(Beginning of Data listing)

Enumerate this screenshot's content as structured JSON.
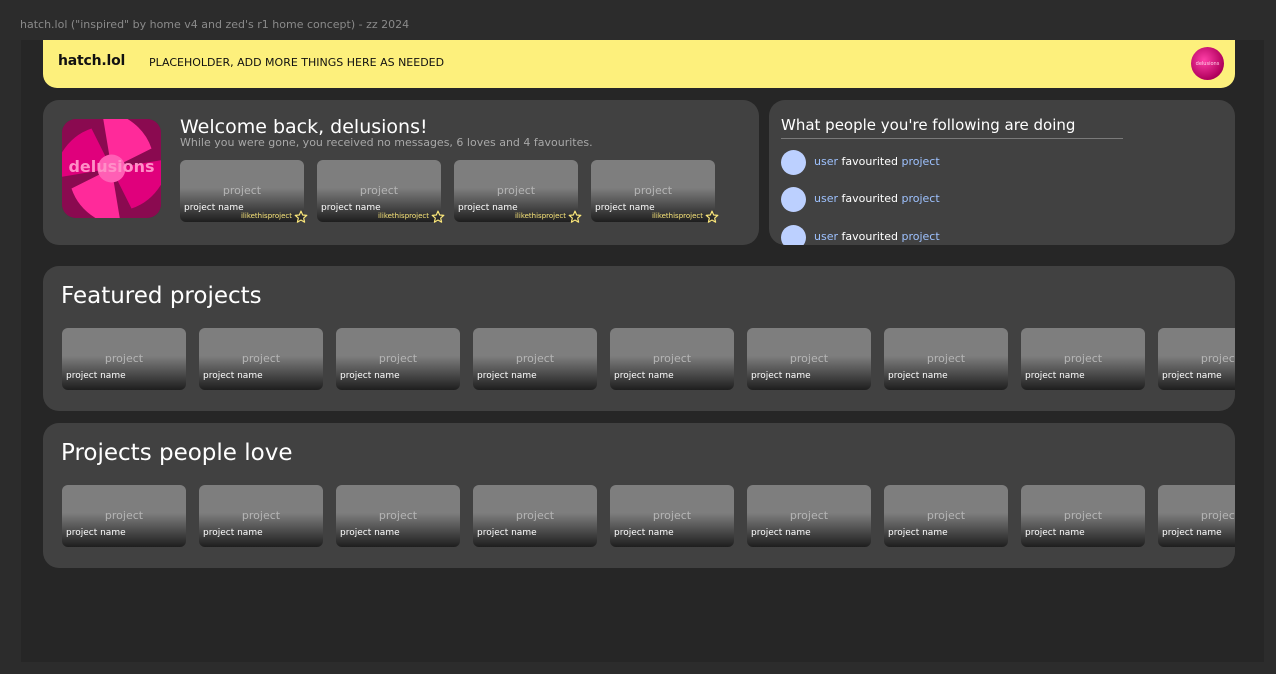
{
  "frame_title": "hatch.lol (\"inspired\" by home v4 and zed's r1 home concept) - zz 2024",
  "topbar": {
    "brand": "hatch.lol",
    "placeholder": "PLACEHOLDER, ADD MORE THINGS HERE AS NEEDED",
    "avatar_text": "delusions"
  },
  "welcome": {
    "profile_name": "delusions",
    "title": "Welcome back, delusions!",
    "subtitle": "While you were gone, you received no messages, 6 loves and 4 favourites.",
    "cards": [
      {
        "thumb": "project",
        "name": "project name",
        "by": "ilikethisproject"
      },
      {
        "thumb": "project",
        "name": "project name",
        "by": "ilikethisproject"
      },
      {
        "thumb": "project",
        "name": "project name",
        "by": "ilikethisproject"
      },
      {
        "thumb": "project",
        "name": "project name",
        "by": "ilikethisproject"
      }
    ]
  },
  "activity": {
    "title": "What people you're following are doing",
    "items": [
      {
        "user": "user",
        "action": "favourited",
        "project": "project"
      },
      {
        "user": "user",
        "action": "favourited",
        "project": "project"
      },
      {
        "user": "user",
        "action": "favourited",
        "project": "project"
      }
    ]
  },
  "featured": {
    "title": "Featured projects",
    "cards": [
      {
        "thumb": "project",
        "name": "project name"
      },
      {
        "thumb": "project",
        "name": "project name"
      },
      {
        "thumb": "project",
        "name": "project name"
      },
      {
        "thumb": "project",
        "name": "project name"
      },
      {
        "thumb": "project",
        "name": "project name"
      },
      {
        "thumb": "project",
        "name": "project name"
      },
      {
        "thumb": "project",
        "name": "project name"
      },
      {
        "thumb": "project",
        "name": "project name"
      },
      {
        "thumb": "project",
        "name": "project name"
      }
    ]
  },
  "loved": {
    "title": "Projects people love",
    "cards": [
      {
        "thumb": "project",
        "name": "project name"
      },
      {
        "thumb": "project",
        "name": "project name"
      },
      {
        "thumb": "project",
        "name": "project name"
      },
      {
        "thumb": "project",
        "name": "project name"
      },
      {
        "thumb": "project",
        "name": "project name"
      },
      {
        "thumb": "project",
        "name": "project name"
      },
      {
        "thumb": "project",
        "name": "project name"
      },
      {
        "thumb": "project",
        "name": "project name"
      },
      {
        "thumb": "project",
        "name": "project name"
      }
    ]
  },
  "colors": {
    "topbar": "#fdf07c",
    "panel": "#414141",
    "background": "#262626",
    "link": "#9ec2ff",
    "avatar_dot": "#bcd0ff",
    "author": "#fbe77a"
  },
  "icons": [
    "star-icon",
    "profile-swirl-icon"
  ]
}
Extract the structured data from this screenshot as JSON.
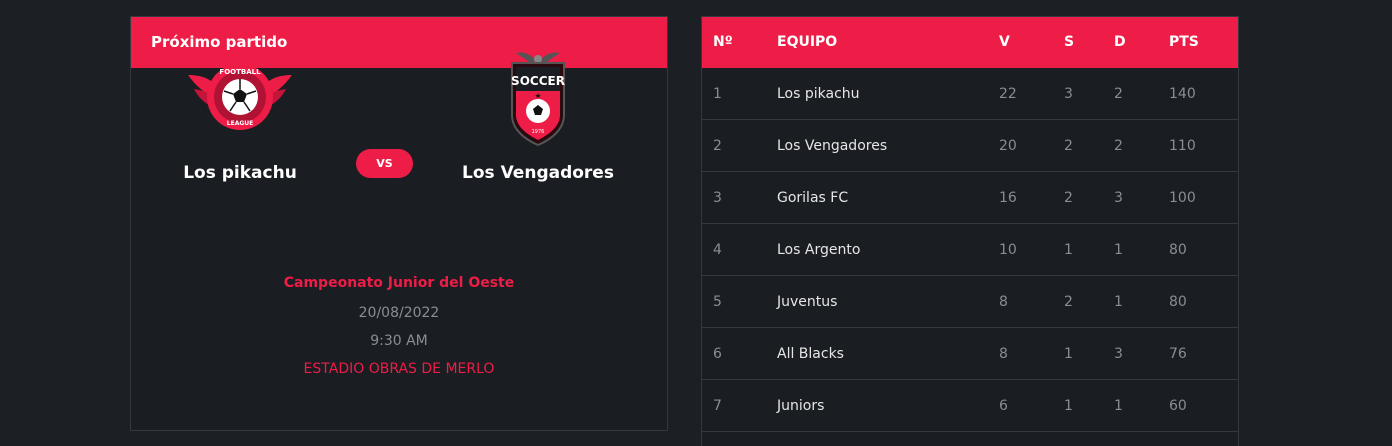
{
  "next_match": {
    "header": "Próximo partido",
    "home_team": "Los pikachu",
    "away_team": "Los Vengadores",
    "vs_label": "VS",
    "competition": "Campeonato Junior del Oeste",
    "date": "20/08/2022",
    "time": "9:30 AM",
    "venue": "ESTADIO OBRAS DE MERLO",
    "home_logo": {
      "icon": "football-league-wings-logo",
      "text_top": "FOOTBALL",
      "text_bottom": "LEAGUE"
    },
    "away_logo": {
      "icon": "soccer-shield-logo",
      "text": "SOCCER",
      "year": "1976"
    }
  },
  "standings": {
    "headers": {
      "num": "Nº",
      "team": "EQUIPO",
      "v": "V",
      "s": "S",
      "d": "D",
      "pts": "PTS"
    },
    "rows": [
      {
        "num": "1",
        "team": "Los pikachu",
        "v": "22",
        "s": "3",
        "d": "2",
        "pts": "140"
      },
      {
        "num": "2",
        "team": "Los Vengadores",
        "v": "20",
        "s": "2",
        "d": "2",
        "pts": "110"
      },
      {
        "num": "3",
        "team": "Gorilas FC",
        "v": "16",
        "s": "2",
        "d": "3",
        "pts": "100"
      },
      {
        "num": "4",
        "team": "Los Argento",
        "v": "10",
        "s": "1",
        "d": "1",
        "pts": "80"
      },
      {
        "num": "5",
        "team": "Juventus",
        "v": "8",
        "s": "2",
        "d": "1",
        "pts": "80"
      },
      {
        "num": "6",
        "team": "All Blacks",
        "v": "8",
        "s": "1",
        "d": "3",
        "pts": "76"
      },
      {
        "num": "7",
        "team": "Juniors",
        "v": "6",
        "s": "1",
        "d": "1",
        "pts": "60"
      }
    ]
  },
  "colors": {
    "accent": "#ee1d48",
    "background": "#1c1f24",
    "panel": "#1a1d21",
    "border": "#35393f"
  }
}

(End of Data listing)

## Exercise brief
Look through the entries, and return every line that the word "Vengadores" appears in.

## Answer space
    "away_team": "Los Vengadores",
        "team": "Los Vengadores",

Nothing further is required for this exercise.